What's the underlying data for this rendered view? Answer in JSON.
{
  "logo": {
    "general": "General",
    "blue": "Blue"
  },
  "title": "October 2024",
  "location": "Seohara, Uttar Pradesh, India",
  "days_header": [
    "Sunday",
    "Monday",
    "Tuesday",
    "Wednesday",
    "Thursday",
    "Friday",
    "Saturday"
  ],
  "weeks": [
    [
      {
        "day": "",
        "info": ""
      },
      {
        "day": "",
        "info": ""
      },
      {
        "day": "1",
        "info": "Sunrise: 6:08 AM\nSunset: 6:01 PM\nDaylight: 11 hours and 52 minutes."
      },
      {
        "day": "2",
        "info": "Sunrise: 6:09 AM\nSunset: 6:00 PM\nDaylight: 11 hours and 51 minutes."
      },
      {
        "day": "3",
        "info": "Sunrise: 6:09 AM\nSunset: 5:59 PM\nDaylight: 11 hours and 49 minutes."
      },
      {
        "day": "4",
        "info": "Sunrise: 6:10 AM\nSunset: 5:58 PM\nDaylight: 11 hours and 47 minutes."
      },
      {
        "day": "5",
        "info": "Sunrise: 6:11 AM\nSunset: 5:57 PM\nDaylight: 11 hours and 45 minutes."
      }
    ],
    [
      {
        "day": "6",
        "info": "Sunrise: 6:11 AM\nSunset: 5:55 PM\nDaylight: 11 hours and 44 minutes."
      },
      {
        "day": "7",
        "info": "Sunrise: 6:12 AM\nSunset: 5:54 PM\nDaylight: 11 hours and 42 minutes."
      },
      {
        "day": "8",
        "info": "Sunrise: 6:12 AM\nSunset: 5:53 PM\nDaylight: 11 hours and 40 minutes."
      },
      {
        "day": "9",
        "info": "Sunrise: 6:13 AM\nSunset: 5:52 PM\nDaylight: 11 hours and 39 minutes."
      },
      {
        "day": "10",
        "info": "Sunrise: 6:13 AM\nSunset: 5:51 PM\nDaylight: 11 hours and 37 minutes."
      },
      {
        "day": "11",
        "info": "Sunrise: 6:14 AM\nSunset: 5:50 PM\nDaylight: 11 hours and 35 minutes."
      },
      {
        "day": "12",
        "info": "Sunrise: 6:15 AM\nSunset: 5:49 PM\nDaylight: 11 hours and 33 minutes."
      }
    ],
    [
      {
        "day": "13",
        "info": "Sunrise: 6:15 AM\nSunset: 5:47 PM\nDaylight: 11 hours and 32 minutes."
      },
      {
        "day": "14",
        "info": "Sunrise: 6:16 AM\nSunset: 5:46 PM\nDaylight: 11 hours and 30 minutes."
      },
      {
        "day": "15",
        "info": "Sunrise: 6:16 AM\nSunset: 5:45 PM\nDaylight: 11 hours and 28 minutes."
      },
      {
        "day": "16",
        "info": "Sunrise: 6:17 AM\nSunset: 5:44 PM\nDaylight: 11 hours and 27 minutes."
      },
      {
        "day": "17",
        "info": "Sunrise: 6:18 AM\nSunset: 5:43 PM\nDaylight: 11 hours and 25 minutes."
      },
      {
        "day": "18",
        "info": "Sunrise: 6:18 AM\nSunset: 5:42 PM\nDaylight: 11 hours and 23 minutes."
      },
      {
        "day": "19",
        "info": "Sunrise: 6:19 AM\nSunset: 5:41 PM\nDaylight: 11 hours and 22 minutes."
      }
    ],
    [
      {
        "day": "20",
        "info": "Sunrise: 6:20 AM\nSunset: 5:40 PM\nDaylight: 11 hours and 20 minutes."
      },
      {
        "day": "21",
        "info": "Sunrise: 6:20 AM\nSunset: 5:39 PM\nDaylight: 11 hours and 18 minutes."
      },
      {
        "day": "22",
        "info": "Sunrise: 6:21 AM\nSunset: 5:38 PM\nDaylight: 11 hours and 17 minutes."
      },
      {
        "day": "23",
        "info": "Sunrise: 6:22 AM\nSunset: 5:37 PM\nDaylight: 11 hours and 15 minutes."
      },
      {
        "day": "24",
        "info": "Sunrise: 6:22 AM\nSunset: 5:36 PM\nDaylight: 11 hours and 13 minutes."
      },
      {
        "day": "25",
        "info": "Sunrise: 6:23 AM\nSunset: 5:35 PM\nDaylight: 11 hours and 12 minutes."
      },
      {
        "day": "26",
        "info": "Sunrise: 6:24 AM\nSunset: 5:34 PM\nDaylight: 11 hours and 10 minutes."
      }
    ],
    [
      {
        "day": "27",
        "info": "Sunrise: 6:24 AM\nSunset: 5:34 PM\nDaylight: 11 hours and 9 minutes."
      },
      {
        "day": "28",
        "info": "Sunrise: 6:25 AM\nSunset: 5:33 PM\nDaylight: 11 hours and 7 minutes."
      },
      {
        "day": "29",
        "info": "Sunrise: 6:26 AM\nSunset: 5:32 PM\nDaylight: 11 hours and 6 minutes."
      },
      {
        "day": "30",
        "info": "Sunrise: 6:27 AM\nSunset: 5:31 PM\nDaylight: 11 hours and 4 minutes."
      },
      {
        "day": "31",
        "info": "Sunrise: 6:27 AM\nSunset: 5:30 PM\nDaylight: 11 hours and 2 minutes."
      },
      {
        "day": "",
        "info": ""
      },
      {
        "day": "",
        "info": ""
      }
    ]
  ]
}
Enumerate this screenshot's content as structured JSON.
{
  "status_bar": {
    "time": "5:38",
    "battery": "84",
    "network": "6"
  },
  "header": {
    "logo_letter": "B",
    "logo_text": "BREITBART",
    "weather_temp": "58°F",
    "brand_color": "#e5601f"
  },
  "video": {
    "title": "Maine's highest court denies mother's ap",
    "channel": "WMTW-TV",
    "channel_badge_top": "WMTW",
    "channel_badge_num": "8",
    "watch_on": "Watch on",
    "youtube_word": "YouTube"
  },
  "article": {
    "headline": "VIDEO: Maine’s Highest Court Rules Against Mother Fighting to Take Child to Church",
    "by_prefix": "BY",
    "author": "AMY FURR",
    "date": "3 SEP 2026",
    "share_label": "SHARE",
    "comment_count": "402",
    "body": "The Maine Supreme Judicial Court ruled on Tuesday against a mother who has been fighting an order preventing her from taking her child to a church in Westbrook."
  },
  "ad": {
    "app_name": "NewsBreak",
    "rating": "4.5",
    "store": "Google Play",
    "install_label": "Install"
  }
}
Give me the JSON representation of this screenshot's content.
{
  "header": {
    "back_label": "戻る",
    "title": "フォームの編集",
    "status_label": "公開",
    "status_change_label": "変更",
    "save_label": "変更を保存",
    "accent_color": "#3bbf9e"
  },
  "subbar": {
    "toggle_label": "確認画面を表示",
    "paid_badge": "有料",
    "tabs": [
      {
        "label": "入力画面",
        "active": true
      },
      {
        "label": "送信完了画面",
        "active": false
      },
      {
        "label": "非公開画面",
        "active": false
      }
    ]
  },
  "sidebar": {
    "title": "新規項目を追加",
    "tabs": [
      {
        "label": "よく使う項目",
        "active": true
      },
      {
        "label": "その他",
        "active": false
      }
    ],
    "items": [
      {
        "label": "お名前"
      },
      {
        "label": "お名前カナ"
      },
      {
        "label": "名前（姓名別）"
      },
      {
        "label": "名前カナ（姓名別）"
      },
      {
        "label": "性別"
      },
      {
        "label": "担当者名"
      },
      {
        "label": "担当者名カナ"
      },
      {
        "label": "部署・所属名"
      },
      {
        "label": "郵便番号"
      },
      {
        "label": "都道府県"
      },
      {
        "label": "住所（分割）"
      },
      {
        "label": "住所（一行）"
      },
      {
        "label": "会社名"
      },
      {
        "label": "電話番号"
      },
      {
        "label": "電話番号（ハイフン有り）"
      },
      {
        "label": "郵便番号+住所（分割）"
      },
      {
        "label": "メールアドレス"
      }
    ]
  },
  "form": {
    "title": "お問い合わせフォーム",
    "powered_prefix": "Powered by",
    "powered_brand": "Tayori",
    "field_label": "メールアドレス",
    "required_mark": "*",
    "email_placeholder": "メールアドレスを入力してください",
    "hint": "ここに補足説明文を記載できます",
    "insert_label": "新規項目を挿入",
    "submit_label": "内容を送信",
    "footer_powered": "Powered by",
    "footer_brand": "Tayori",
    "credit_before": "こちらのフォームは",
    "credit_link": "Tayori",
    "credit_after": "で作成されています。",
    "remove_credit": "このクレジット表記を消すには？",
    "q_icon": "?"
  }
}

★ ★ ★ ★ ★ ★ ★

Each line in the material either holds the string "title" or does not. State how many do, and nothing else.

**Written response:** 5